But, somewhere along the line of the moss-covered rock bed, it dawned on me. Sure I had to deal with wet socks for the duration of the hike, but once my feet were already wet, I had nothing to fear. I could hop from rock to rock gaily, and if my shoes dipped into the water, who cared? They were already wet and I had nothing to lose.
It came upon me that this was the revelation I had been searching for all along. Fearing uncertainty, I had convinced myself I needed a set plan, a system of X’s and O’s for achieving preset goals. But if I would just wet my feet in uncertainty, jump headlong into the grand abyss of spontaneity, I would share in the same freedom I discovered there in the cool Appalachian creek water. Freedom to take whichever path grew wilder, whichever risky opportunity came my way. That is what I set out for, and, on the banks of that stony, forgotten creek, that is what I found.
Soon, I was rustled out of the creek by an orange-shirted park ranger, only forgiven for my misdeeds upon my solemn swear that I wouldn’t leave the trail again. But I lied.
Maybe I won’t trod off to disrupt the fragile ecosystem of the Tennessee wetlands again, but in those very waters I decided not to stick to life’s common trails any longer. Instead, I’ll forge my own. Wandering and winding though it may be, it will be only mine.
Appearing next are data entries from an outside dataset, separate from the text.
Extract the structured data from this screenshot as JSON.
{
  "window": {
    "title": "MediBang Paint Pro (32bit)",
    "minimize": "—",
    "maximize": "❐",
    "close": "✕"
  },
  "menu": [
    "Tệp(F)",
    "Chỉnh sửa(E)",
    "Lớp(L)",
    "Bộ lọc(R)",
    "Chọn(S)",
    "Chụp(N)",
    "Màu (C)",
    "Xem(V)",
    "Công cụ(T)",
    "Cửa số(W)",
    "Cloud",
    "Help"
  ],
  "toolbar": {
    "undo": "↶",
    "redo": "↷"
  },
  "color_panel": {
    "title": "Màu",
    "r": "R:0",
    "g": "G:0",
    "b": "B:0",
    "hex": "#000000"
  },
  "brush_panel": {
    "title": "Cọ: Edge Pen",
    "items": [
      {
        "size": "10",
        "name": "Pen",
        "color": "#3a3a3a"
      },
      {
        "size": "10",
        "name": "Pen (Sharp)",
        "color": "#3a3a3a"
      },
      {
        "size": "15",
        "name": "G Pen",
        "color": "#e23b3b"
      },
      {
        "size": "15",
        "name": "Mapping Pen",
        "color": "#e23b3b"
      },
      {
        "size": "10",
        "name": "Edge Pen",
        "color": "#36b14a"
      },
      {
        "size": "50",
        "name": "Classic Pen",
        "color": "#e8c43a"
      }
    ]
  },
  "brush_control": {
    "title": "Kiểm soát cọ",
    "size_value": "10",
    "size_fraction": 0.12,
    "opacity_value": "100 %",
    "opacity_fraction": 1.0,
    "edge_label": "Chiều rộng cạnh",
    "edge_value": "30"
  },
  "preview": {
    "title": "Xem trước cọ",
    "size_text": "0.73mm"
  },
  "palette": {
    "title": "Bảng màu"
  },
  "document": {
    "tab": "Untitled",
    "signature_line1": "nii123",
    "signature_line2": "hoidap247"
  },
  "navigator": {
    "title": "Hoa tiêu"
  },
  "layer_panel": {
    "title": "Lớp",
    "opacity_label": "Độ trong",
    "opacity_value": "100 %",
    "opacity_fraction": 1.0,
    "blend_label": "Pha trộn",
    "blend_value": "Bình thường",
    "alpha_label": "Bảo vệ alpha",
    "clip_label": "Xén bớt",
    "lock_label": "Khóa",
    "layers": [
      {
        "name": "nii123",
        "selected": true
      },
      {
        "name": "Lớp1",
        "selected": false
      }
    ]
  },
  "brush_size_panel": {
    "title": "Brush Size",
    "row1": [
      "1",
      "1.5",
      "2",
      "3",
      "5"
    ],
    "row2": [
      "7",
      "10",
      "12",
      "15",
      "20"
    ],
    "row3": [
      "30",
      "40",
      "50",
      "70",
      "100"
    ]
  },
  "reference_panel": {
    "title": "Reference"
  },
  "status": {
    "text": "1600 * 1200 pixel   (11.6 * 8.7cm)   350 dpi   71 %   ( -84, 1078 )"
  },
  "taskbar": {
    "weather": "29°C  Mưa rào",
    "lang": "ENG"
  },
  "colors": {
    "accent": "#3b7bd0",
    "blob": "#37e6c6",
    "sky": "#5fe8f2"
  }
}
And, when I do reach the summit of the ridge, I will have my own story to share, and no one will be able to tell it the same way I will.
may we all get better together.
Photo courtesy of https://roamingcounselor.wordpress.com